The product structure, written in terms of $M$ and $\mu$ is therefore:

Comparing with the first diagram for monoid, we get $P = M \times M \times M$ and $f = \mu \circ (1 \times \mu)$.

A group is defined as a monoid with an additional operation for inverse. We don't need this additional operation for the product structure to be defined.

$\textbf{Set}$ is simply a discrete category (category with one object), so the product structure is defined, in the obvious way, in terms of projections $\Box$

Show that the product of two preorders is a preorder.

Proof: A preorder is defined by reflexivity $a \leq a$, and transitivity $a \leq b \wedge b \leq c \implies a \leq c$. Let $a, b$ be objects and $f, g$ be arrows in the preorder category $C$. Then, $C \times C$ is defined as the category with objects as pairs $\langle a, b \rangle$ and arrows as pairs $\langle f, g \rangle$, where $f : a \rightarrow a', g : b \rightarrow b'$, such that:

along with the usual product structure.

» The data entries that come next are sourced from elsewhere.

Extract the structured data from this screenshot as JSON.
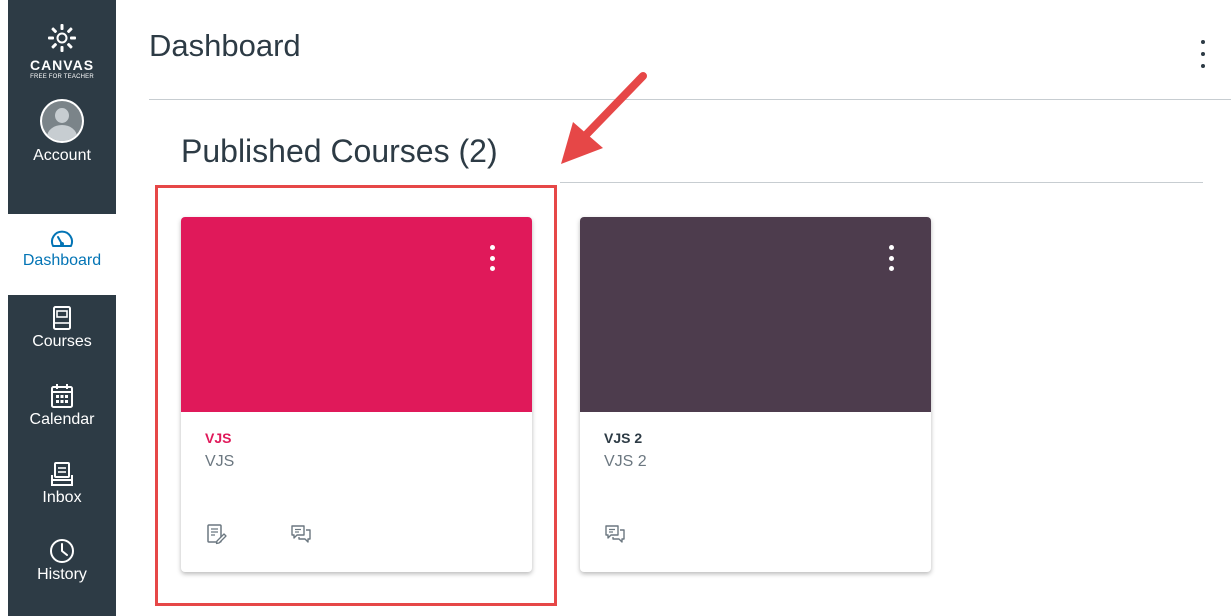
{
  "app": {
    "logo_word": "CANVAS",
    "logo_sub": "FREE FOR TEACHER"
  },
  "nav": {
    "account": "Account",
    "dashboard": "Dashboard",
    "courses": "Courses",
    "calendar": "Calendar",
    "inbox": "Inbox",
    "history": "History"
  },
  "page": {
    "title": "Dashboard",
    "section_title": "Published Courses (2)"
  },
  "courses": [
    {
      "title": "VJS",
      "subtitle": "VJS",
      "color": "#e0195a",
      "title_color": "#e0195a",
      "icons": [
        "assignments-icon",
        "discussions-icon"
      ]
    },
    {
      "title": "VJS 2",
      "subtitle": "VJS 2",
      "color": "#4d3c4d",
      "title_color": "#2d3b45",
      "icons": [
        "discussions-icon"
      ]
    }
  ],
  "colors": {
    "nav_bg": "#2d3b45",
    "active_blue": "#0374b5",
    "annotation_red": "#e64747"
  }
}
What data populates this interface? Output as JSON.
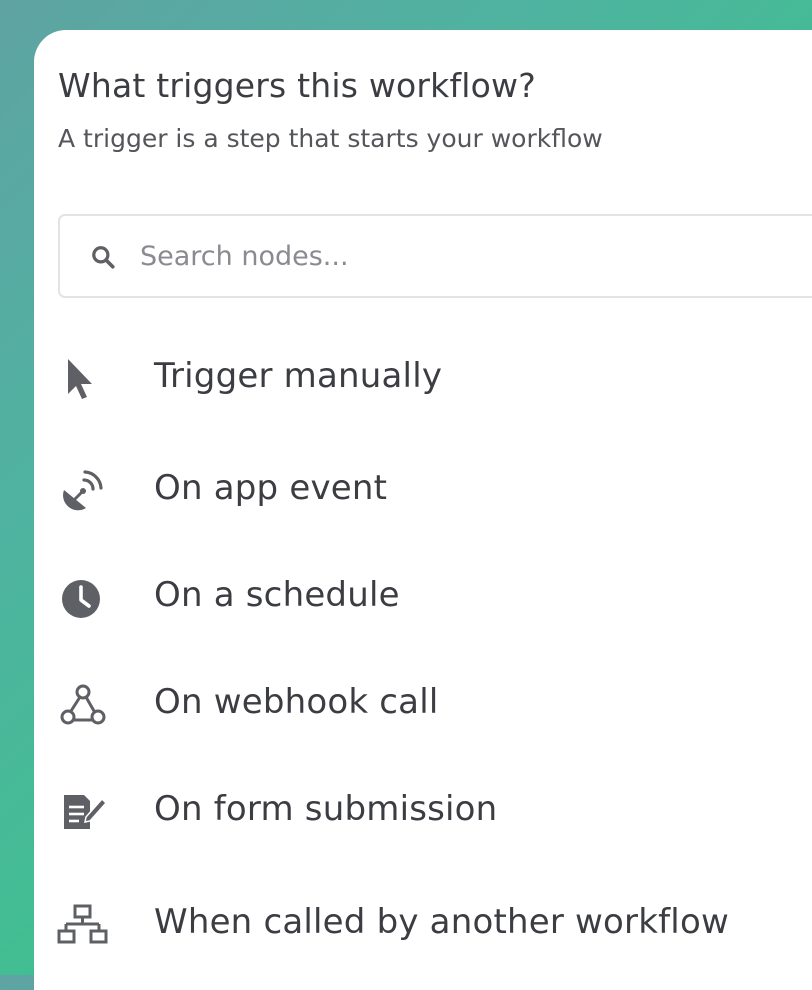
{
  "panel": {
    "title": "What triggers this workflow?",
    "subtitle": "A trigger is a step that starts your workflow"
  },
  "search": {
    "placeholder": "Search nodes...",
    "value": ""
  },
  "triggers": [
    {
      "label": "Trigger manually",
      "icon": "cursor-icon"
    },
    {
      "label": "On app event",
      "icon": "satellite-dish-icon"
    },
    {
      "label": "On a schedule",
      "icon": "clock-icon"
    },
    {
      "label": "On webhook call",
      "icon": "webhook-icon"
    },
    {
      "label": "On form submission",
      "icon": "form-edit-icon"
    },
    {
      "label": "When called by another workflow",
      "icon": "sitemap-icon"
    }
  ],
  "colors": {
    "icon": "#5f6066",
    "text": "#3c3d42",
    "background_gradient_start": "#5fa3a3",
    "background_gradient_end": "#36c685"
  }
}
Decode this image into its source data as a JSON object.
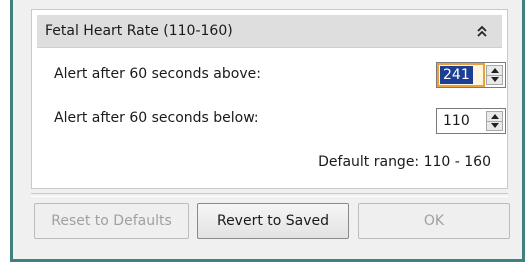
{
  "panel": {
    "title": "Fetal Heart Rate (110-160)",
    "collapse_icon": "double-chevron-up-icon"
  },
  "alerts": {
    "above_label": "Alert after 60 seconds above:",
    "above_value": "241",
    "below_label": "Alert after 60 seconds below:",
    "below_value": "110"
  },
  "default_range": "Default range: 110 - 160",
  "buttons": {
    "reset": "Reset to Defaults",
    "revert": "Revert to Saved",
    "ok": "OK"
  },
  "colors": {
    "window_border": "#3f8080",
    "selection": "#1c3f94",
    "focus_highlight": "#e8a040"
  }
}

Since $f, g$ act on $a, b$ independently, both $f$ and $g$ preserve preorder properties, and hence so does $\langle f, g \rangle$ $\Box$

Describe the opposite of the category $\textbf{Matr}_K$.

Solution: $\textbf{Matr}_K$ is the category of rectangular matrices of dimension $m \times n$ with entries in the commutative ring $K$. The objects are positive integers $m, n, \ldots$, and each $m \times n$ matrix $A$ is regarded as an arrow $A : n \rightarrow m$. The opposite category is a category with the same objects and direction of arrows reversed, i.e. the arrows are $A^{\text{op}} : m \rightarrow n$ $\Box$

## Functor categories, comma categories, free categories

Describe $B^X$, for $X$ a finite set.

Solution: $B^X$ is a category with objects the functors $T : \textbf{Set} \rightarrow B$, and arrows the morphisms between these functors. We can think of $T$ as functors that endow additional structure to the $\textbf{Set}$. Contained in $T$ is also the identity functor that identifies each element in $\textbf{Set}$ to a corresponding element in the richer category $B$ $\Box$

If $P, Q$ are preorders, describe $P^Q$, and show that it is a preorder.

Proof: The functor category may be written as $P^Q = \text{Funct}(Q, P)$, with objects the functors $T : Q \rightarrow P$, and morphisms the NTs between two such functors. A preorder is defined by reflexivity $a \leq a$ and transitivity $a \leq b \wedge b \leq c \implies a \leq c$; we need to show that $P^Q$ preserves this property.

Given categories $B, C$, and functor category $B^2$, show that each functor $H : C \rightarrow B^2$ determines the functors $S, T : C \rightarrow B$, and an NT $\tau : S \overset{\bullet}{\rightarrow} T$, and show that the assignment $H \mapsto \langle S, T, \tau \rangle$ is bijective.

Proof: $B^2$ is the category whose objects are arrows $f : a \rightarrow b \in B$, and whose arrows $f \rightarrow f'$ are those that, along with pair $\langle h, k \rangle$, make the following diagram commute:

For small categories $A, B, C$, establish the bijection:

and show that it is natural in $A, B, C$.

Show that the horizontal composition $\circ$ is a functor:

Let $S$ be a set with two everywhere-defined binary operations $\bullet : S \times S \rightarrow S$ and $\circ : S \times S \rightarrow S$, such that both have the same two-sided identity element $e$, and satisfy the interchange law:

Prove that $\circ$ and $\bullet$ are equal, and that each is commutative.

If $K$ is a commutative ring, show that the comma category $(K \downarrow \textbf{CRng})$ is the category of small commutative $K$-algebras.